ACI is not slowing its acquisition pace by any means. Just this past week, it acquired ReD, which is the subject of another update from PayX, “ACI Worldwide to Acquire ReD.” Fortunately, while ACI receives considerable coverage in the report (its 2007 announcement truly was the catalyst for much customer angst), this in turn led to PayX to conduct research into what could be viewed as alternate product offerings.
“We elected to compile this report as our contribution to getting FIs everywhere past the first couple of steps,” said Hausser. “While it turns out customers didn’t flee from ACI en masse, almost everyone took the opportunity to review the relationships with vendors they were then enjoying.”
Providers in the report were established, premium vendors — as well as a group throwing considerable effort into dislodging some of these heavyweights — as well as a group that might have strengths in technology but, unfortunately, will continue to struggle to break out of their home town.
Hausser was quick to clarify the reason for this. “In the payments world, the conversations pretty much go down the same path. There’s only four large international schemes in the world with which everyone needs to connect, so conversations tend to return to traditional arguments: “How strong is the vendor globally (financially and geographically)?”; “How good is their product and how current do they stay?”; and “How engaged are their people with my company?”

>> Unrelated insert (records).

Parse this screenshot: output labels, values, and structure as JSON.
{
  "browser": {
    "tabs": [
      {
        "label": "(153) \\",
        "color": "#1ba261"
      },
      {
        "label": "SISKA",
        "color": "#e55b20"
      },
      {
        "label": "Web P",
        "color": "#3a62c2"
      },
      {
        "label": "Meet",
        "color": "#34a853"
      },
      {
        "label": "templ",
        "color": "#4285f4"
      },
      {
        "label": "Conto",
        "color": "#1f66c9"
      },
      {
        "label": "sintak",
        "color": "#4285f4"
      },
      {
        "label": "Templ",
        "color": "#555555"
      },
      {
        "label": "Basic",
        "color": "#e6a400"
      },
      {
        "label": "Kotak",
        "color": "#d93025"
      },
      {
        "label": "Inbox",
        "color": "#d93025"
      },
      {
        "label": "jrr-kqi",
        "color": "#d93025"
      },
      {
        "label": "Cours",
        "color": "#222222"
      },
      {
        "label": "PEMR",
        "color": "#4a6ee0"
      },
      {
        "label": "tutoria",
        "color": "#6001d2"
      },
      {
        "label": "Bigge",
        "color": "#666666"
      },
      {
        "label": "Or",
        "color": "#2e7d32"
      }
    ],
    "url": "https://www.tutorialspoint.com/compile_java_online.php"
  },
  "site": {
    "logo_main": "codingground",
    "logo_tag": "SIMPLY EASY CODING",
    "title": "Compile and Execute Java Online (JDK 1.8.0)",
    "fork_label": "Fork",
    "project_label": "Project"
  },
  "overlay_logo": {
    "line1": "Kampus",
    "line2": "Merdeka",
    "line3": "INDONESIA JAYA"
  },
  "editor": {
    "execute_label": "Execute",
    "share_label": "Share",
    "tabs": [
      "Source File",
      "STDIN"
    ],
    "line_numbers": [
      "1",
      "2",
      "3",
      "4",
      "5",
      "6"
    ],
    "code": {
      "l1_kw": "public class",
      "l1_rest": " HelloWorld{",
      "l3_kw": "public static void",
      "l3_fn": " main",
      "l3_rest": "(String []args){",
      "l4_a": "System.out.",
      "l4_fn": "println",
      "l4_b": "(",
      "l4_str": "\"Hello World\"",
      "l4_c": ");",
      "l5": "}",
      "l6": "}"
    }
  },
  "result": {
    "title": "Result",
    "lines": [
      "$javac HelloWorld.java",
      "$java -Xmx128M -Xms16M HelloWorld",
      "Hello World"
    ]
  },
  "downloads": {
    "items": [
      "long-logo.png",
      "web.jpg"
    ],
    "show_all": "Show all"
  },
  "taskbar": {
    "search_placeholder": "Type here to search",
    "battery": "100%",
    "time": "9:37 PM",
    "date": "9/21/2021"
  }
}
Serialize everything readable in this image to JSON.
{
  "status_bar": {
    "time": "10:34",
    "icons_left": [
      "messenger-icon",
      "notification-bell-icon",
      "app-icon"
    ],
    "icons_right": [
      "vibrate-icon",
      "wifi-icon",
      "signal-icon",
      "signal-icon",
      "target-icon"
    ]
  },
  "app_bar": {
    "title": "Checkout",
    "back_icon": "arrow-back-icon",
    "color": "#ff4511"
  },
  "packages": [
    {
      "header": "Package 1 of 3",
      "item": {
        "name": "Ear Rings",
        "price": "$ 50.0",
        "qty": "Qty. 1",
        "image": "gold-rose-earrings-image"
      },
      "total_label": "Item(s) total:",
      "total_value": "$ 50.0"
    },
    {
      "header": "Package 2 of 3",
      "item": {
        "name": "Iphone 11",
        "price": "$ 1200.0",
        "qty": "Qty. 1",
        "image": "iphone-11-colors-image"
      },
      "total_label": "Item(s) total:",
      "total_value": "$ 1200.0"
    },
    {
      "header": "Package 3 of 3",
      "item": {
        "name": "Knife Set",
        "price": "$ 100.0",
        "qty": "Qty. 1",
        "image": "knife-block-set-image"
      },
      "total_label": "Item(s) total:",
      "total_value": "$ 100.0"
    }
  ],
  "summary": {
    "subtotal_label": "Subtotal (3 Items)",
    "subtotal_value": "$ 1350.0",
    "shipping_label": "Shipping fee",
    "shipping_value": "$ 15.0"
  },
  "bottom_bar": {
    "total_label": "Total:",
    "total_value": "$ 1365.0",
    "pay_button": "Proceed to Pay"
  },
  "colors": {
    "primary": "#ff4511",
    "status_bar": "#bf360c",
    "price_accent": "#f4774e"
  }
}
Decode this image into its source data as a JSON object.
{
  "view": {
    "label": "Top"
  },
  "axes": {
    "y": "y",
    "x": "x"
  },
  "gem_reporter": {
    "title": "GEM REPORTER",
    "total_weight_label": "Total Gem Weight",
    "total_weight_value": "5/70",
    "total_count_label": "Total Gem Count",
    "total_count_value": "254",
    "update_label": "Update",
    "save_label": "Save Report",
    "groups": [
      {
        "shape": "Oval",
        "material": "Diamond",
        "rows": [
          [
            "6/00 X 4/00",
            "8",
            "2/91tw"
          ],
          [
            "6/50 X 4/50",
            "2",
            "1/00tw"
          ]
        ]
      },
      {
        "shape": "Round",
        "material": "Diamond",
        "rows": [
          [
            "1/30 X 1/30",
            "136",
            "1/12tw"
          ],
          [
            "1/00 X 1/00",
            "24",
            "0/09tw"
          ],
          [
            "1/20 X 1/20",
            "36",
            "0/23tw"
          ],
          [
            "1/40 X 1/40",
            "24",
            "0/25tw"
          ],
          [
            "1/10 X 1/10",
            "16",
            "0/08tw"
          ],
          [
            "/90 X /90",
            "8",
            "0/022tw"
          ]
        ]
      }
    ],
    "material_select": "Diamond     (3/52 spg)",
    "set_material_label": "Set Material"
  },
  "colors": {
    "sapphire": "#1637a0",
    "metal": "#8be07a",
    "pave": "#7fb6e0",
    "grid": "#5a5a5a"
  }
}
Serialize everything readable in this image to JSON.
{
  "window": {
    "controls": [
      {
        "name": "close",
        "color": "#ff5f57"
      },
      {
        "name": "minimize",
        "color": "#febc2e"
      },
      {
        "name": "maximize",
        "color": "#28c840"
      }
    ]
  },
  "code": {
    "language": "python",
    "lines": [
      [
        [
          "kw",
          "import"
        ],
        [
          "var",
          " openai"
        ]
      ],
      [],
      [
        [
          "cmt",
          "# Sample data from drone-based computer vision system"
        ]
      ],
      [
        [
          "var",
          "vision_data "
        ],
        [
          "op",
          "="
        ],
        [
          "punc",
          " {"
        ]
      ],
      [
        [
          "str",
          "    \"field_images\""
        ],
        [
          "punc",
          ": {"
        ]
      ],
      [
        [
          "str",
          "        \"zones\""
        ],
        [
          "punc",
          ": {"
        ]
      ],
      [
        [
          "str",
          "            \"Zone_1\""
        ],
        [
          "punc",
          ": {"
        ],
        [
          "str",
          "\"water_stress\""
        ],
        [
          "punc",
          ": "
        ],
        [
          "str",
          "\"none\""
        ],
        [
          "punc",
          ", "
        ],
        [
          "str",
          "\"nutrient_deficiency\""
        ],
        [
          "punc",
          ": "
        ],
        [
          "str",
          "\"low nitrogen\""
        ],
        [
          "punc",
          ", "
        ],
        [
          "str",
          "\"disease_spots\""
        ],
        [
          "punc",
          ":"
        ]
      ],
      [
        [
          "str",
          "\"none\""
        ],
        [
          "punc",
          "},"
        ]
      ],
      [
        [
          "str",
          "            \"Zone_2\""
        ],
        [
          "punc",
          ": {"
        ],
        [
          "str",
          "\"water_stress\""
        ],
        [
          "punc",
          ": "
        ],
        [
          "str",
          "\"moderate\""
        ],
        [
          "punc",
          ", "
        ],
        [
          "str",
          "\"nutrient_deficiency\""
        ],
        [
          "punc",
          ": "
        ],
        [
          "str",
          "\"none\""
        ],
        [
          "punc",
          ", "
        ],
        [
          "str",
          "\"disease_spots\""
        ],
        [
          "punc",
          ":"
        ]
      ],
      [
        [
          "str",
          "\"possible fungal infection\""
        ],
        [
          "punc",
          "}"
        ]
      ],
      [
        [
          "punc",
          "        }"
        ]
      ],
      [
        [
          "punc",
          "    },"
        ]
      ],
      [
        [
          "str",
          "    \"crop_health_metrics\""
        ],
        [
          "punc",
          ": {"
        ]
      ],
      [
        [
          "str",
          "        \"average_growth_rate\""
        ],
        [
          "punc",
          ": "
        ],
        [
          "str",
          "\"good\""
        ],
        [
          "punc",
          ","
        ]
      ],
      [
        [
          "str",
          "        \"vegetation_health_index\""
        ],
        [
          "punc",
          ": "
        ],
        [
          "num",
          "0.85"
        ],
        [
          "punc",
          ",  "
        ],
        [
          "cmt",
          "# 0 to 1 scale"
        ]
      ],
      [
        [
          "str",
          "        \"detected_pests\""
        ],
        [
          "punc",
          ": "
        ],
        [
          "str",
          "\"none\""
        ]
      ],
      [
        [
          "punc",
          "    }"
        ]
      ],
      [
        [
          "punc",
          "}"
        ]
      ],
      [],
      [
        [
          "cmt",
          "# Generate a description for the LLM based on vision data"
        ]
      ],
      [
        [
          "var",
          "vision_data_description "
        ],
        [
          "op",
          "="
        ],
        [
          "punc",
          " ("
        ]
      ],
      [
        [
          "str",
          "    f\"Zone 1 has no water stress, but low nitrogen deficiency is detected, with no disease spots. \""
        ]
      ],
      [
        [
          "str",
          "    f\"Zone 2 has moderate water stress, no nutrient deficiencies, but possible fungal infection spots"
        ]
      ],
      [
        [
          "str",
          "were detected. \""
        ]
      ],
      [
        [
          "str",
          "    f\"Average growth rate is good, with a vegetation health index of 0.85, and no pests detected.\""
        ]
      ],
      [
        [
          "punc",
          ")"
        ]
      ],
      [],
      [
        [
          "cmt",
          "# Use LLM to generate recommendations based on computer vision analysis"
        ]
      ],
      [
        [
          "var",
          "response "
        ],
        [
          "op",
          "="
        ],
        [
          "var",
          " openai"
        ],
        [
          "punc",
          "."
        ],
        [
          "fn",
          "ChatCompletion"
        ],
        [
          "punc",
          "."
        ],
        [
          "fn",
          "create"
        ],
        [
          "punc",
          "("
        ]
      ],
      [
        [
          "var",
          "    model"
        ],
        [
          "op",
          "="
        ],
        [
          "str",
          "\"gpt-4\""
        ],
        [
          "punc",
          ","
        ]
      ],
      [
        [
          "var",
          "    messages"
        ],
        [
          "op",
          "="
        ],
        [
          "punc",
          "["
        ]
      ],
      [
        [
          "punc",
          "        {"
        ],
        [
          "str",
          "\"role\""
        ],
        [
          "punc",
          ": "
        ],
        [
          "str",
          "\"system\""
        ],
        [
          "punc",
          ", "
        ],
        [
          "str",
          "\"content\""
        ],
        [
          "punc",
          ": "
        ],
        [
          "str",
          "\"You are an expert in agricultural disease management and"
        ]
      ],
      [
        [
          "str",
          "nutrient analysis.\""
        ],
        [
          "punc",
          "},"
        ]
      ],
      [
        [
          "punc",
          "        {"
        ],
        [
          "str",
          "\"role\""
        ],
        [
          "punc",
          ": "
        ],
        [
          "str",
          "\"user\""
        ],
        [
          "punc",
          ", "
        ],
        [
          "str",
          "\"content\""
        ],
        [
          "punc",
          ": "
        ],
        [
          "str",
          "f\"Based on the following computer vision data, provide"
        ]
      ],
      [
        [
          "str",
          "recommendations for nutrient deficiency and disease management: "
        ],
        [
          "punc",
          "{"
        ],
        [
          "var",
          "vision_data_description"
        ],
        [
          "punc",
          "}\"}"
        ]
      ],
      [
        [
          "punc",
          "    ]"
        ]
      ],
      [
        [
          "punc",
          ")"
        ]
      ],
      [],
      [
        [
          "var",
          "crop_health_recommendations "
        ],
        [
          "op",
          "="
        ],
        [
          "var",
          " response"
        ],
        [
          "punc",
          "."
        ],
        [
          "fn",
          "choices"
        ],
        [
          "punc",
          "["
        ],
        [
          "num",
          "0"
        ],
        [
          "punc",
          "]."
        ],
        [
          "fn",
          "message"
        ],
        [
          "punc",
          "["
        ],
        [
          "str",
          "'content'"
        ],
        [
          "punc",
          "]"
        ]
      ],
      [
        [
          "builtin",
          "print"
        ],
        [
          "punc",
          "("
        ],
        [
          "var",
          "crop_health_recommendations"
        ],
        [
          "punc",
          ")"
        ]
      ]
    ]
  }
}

Perhaps as surprising to PayX as it was to us, the survey revealed that even this far into the 21st century there’s no evidence to suggest that financial institutions are gravitating core systems to innovative companies or even to commodity off-the-shelf products.
One European vendor has dislodged one of the major vendors for one of Canada’s major banks. In another instance, the same major vendor lost out to an American-Indian vendor. In both situations, these represent breakthrough wins.
However, there’s another surprise for vendors breaking into the big leagues as financial institutions ask for new products that emulate what is already installed, preferring to defer exploitation of new features in favor of a more seamless transition. And this has a lot to do with the customer’s own commitment to support personnel.
“As we have returned to this report and provided updates, it’s clear that any desire for change is being mitigated by the human resources factor,” Hausser said. “People are retiring and the generation behind them doesn’t exhibit the same enthusiasm to engage with vendors and to try new things. When it comes to payments processing, they aren’t committed to innovate nor are they as concerned as the predecessors to add new projects. ‘Stuff works, and that’s good enough’ is too often heard these days, and the fallout from this will be felt for years to come. This too was a surprise finding from the survey.”
It might be cool for major league baseball teams to pull off blockbuster trades, reshaping the performance characteristics of their team as they head for the playoffs. And among the biggest solution vendors, this too is a part of their strategy.
However, for many FIs, this might not be on their agenda — and yet, their reputation with consumers lives with the quality of services they provide, so being complacent about the status quo might not be a good option.
To better understand the choice and the change that will likely take place, reports like this latest from PayX certainly do help.
Maybe all that’s required is a big hitter or a pitcher who can close down the competition. But either way, there are vendors out there who can help pull together a winning strategy, and everyone involved in payments needs to ensure that they are at least aware of their options. You don’t need a budget as big as the Yankees’ to make a difference!
Source – ATM Marketplace